Humans of New York is the growing collection of photographed portraits captured by 30-year-old Brandon Stanton, weaving strangers into the intimate fabric of a neglected pedestrian narrative. In a matter of just a few years, he has restored faith in decency, connecting his followers to the lowest common denominator of mankind with little more than a camera and a friendly demeanor.
The blog’s appeal could be easily described as an inspirational blip in the cycle of passive Internet consumption, yet the overwhelming response of millions would suggest there is a deeper pathos lining these city streets. So let me ask, what is so profound about the act of talking to a stranger?
According to the literature of evolutionary psychology, humans create shortcuts like stereotyping to make a complex world easier to comprehend. As a result, our perceptions are filled with bias. The U.S. education system often frames the conversation surrounding bias in the context of prejudice and hate, but many of the judgments we make on the basis of identifiers such as race, ethnicity, religion, age, disability, gender and sexual orientation are merely the negative externality of survival imperatives.
We as humans are adapted to the past, meaning our primitive selves operate beneath the modality of 21st-century consciousness. That does not mean we are victims to the past. It does mean the identifiers mentioned above are real precisely because they are contrived by the structure and function of innate cognition.
From an evolutionary perspective, Humans of New York is successful for several reasons. First, instead of leaving oneself susceptible to an uncertain and therefore threatening experience, it is possible to experiment in the lives of others through the low-impact use of a photo essay. Second, storytelling organizes our own lives so we can derive meaning (i.e. the “moral of the story”) from a succession of puzzling events to make better-informed decisions. And third, effective communication between groups allows for cooperation, exposing the human condition to an unspoken network of empathy. The simple act of talking to strangers makes them less threatening and makes us better informed, fulfilling the individual need to survive and the genetic need to survive as a species.
By showing what it means to be anyone other than oneself, Humans of New York has advanced world peace. In a future we may never live to see, civilization will continue to aspire toward integration, from free trade agreements to monetary unions and eventually political consolidation. If the wide acceptance of evolution proves true, then it is the composition and exchange of values between strangers that will spread pluralism where confusion and hostility persist. That is the most basic infrastructure of diplomacy. In his travels, Stanton began to reach this larger vision by exposing the normalcy of Iranian life heavily ignored by sensationalist media coverage. But we need this movement to expand further, to expand anywhere an adventurer will wander.
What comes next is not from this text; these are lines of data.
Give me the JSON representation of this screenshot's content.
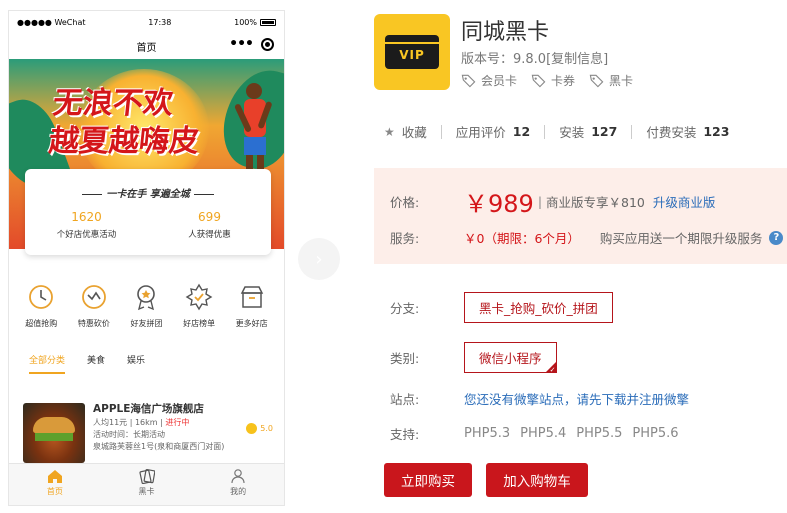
{
  "phone": {
    "status": {
      "carrier": "●●●●● WeChat",
      "time": "17:38",
      "battery": "100%"
    },
    "nav_title": "首页",
    "banner": {
      "headline_line1": "无浪不欢",
      "headline_line2": "越夏越嗨皮",
      "slogan": "一卡在手 享遍全城",
      "stats": [
        {
          "value": "1620",
          "label": "个好店优惠活动"
        },
        {
          "value": "699",
          "label": "人获得优惠"
        }
      ]
    },
    "features": [
      {
        "icon": "clock-icon",
        "label": "超值抢购"
      },
      {
        "icon": "discount-icon",
        "label": "特惠砍价"
      },
      {
        "icon": "badge-icon",
        "label": "好友拼团"
      },
      {
        "icon": "star-burst-icon",
        "label": "好店榜单"
      },
      {
        "icon": "shop-icon",
        "label": "更多好店"
      }
    ],
    "tabs": [
      "全部分类",
      "美食",
      "娱乐"
    ],
    "store": {
      "name": "APPLE海信广场旗舰店",
      "meta_prefix": "人均11元 | 16km | ",
      "status": "进行中",
      "activity": "活动时间：长期活动",
      "address": "泉城路芙蓉丝1号(泉和商厦西门对面)",
      "rating": "5.0"
    },
    "tabbar": [
      {
        "icon": "home-icon",
        "label": "首页"
      },
      {
        "icon": "card-icon",
        "label": "黑卡"
      },
      {
        "icon": "user-icon",
        "label": "我的"
      }
    ]
  },
  "app": {
    "icon_text": "VIP",
    "name": "同城黑卡",
    "version": "版本号：9.8.0",
    "copy_info": "[复制信息]",
    "tags": [
      "会员卡",
      "卡券",
      "黑卡"
    ],
    "favorite_label": "收藏",
    "rating_label": "应用评价",
    "rating_count": "12",
    "install_label": "安装",
    "install_count": "127",
    "paid_install_label": "付费安装",
    "paid_install_count": "123"
  },
  "pricing": {
    "price_label": "价格:",
    "price": "￥989",
    "pipe": "|",
    "business_text": "商业版专享￥810",
    "upgrade_link": "升级商业版",
    "service_label": "服务:",
    "service_value": "￥0（期限：6个月）",
    "service_note": "购买应用送一个期限升级服务",
    "help_icon": "?"
  },
  "options": {
    "branch_label": "分支:",
    "branch_value": "黑卡_抢购_砍价_拼团",
    "category_label": "类别:",
    "category_value": "微信小程序",
    "site_label": "站点:",
    "site_text": "您还没有微擎站点，请先下载并注册微擎",
    "support_label": "支持:",
    "support_versions": [
      "PHP5.3",
      "PHP5.4",
      "PHP5.5",
      "PHP5.6"
    ]
  },
  "actions": {
    "buy_label": "立即购买",
    "cart_label": "加入购物车"
  },
  "colors": {
    "accent_red": "#c9161c",
    "price_red": "#d4161a",
    "link_blue": "#2a6cb9",
    "brand_yellow": "#f9c623",
    "phone_accent": "#f0a520",
    "price_bg": "#fdeee9"
  }
}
That is why I was thrilled to learn that freshman Rachael Wang began her own photo collection by creating the Humans of Binghamton University Facebook page. In her candids of joy and hope, reflection and despair, we are reminded that hidden beneath the numbing crowdedness of a big campus lies a bias we must all overcome — the bias of knowing much less about our fellow man than we care to admit. It is the same reason we need to create a Humans of Binghamton page to diffuse the local “townie” stigma, so we as a University can open our hearts to the community and rebuild Downtown together. Now all we need is a second camera and someone who gets “really passionate about things.”